Citation: de Francisco P, Amaro F, Martín-González A and Gutiérrez JC (2018) AP-1 (bZIP) Transcription Factors as Potential Regulators of Metallothionein Gene Expression in Tetrahymena thermophila. Front. Genet. 9:459. doi: 10.3389/fgene.2018.00459

Received: 24 July 2018; Accepted: 19 September 2018;
Published: 23 October 2018.

Edited by:

Joao Batista Teixeira da Rocha, Universidade Federal de Santa Maria, Brazil

Reviewed by:

Abdul Rauf Shakoori, University of the Punjab, Pakistan
Wei Wang, Shanxi University, China
Wei Miao, Institute of Hydrobiology, Chinese Academy of Sciences, China

Copyright © 2018 de Francisco, Amaro, Martín-González and Gutiérrez. This is an open-access article distributed under the terms of the Creative Commons Attribution License (CC BY). The use, distribution or reproduction in other forums is permitted, provided the original author(s) and the copyright owner(s) are credited and that the original publication in this journal is cited, in accordance with accepted academic practice. No use, distribution or reproduction is permitted which does not comply with these terms.

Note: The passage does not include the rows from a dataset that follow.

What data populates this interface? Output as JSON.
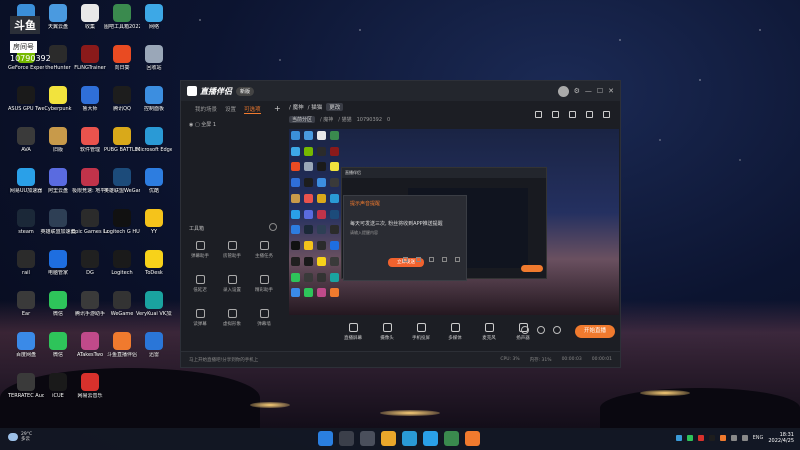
{
  "room": {
    "logo_text": "斗鱼",
    "label": "房间号",
    "id": "10790392"
  },
  "desktop_icons": [
    {
      "label": "此电脑",
      "color": "#3b8fd9"
    },
    {
      "label": "天翼云盘",
      "color": "#4a9ae0"
    },
    {
      "label": "收集",
      "color": "#e8e8e8"
    },
    {
      "label": "图吧工具箱2022",
      "color": "#3a8a4e"
    },
    {
      "label": "网络",
      "color": "#3da8e6"
    },
    {
      "label": "GeForce Experience",
      "color": "#76b900"
    },
    {
      "label": "theHunter",
      "color": "#2b2b2b"
    },
    {
      "label": "FLiNGTrainer",
      "color": "#8a1a1a"
    },
    {
      "label": "向日葵",
      "color": "#e94b22"
    },
    {
      "label": "回收站",
      "color": "#9aa7b8"
    },
    {
      "label": "ASUS GPU TweakII",
      "color": "#1a1a1a"
    },
    {
      "label": "Cyberpunk",
      "color": "#f2e33d"
    },
    {
      "label": "鲁大师",
      "color": "#2f6fd8"
    },
    {
      "label": "腾讯QQ",
      "color": "#1d1d1d"
    },
    {
      "label": "控制面板",
      "color": "#3c8ee0"
    },
    {
      "label": "AVA",
      "color": "#3a3a3a"
    },
    {
      "label": "旧版",
      "color": "#c89a4a"
    },
    {
      "label": "软件管理",
      "color": "#e9534d"
    },
    {
      "label": "PUBG BATTLEGR...",
      "color": "#d9a91a"
    },
    {
      "label": "Microsoft Edge",
      "color": "#2a9ad6"
    },
    {
      "label": "网易UU加速器",
      "color": "#2aa0e8"
    },
    {
      "label": "阿里云盘",
      "color": "#5a6be0"
    },
    {
      "label": "极限竞速: 地平线5",
      "color": "#c0334a"
    },
    {
      "label": "英雄联盟WeGame",
      "color": "#1c4b7a"
    },
    {
      "label": "优酷",
      "color": "#2d7de0"
    },
    {
      "label": "steam",
      "color": "#1b2838"
    },
    {
      "label": "英雄联盟加速器",
      "color": "#2e3f55"
    },
    {
      "label": "Epic Games Launcher",
      "color": "#2b2b2b"
    },
    {
      "label": "Logitech G HUB",
      "color": "#111"
    },
    {
      "label": "YY",
      "color": "#f5c31b"
    },
    {
      "label": "rail",
      "color": "#2b2b2b"
    },
    {
      "label": "电脑管家",
      "color": "#1e6ee0"
    },
    {
      "label": "DG",
      "color": "#202020"
    },
    {
      "label": "Logitech",
      "color": "#1a1a1a"
    },
    {
      "label": "ToDesk",
      "color": "#f7d21a"
    },
    {
      "label": "Ear",
      "color": "#3a3a3a"
    },
    {
      "label": "微信",
      "color": "#2ec45a"
    },
    {
      "label": "腾讯手游助手",
      "color": "#3a3a3a"
    },
    {
      "label": "WeGame",
      "color": "#333"
    },
    {
      "label": "VeryKuai VK加速器",
      "color": "#1aa3a0"
    },
    {
      "label": "百度网盘",
      "color": "#3a8ae8"
    },
    {
      "label": "微信",
      "color": "#2ec45a"
    },
    {
      "label": "ATakesTwo",
      "color": "#c04a8a"
    },
    {
      "label": "斗鱼直播伴侣",
      "color": "#f07a2e"
    },
    {
      "label": "迅雷",
      "color": "#2a76d8"
    },
    {
      "label": "TERRATEC Audio C...",
      "color": "#3a3a3a"
    },
    {
      "label": "iCUE",
      "color": "#1a1a1a"
    },
    {
      "label": "网易云音乐",
      "color": "#d8312c"
    }
  ],
  "app": {
    "title": "直播伴侣",
    "badge": "新版",
    "tabs": [
      "我的场景",
      "设置",
      "可选项"
    ],
    "scene_item": "全屏 1",
    "tools_title": "工具箱",
    "tools": [
      "弹幕助手",
      "房管助手",
      "主播任务",
      "低延迟",
      "录入设置",
      "精彩助手",
      "读弹幕",
      "虚拟形象",
      "弹幕墙"
    ],
    "breadcrumb": [
      "/ 魔神",
      "/ 猫猫",
      "更改"
    ],
    "sub": [
      "当前分区",
      "/ 魔神",
      "/ 猫猫",
      "10790392",
      "0"
    ],
    "popup": {
      "header": "提示声音提醒",
      "body": "每天可发送三次, 粉丝将收到APP推送提醒",
      "caption": "请输入提醒内容",
      "button": "立即发送"
    },
    "bottom_tools": [
      "直播屏幕",
      "摄像头",
      "手机投屏",
      "多媒体",
      "麦克风",
      "扬声器"
    ],
    "live_button": "开始直播",
    "status_left": "马上开始直播吧!分享到你的手机上",
    "status_right": [
      "CPU: 3%",
      "内存: 31%",
      "00:00:03",
      "00:00:01"
    ]
  },
  "taskbar": {
    "weather_temp": "29°C",
    "weather_text": "多云",
    "lang": "ENG",
    "time": "18:31",
    "date": "2022/4/25"
  }
}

*Correspondence: Juan Carlos Gutiérrez, juancar@bio.ucm.es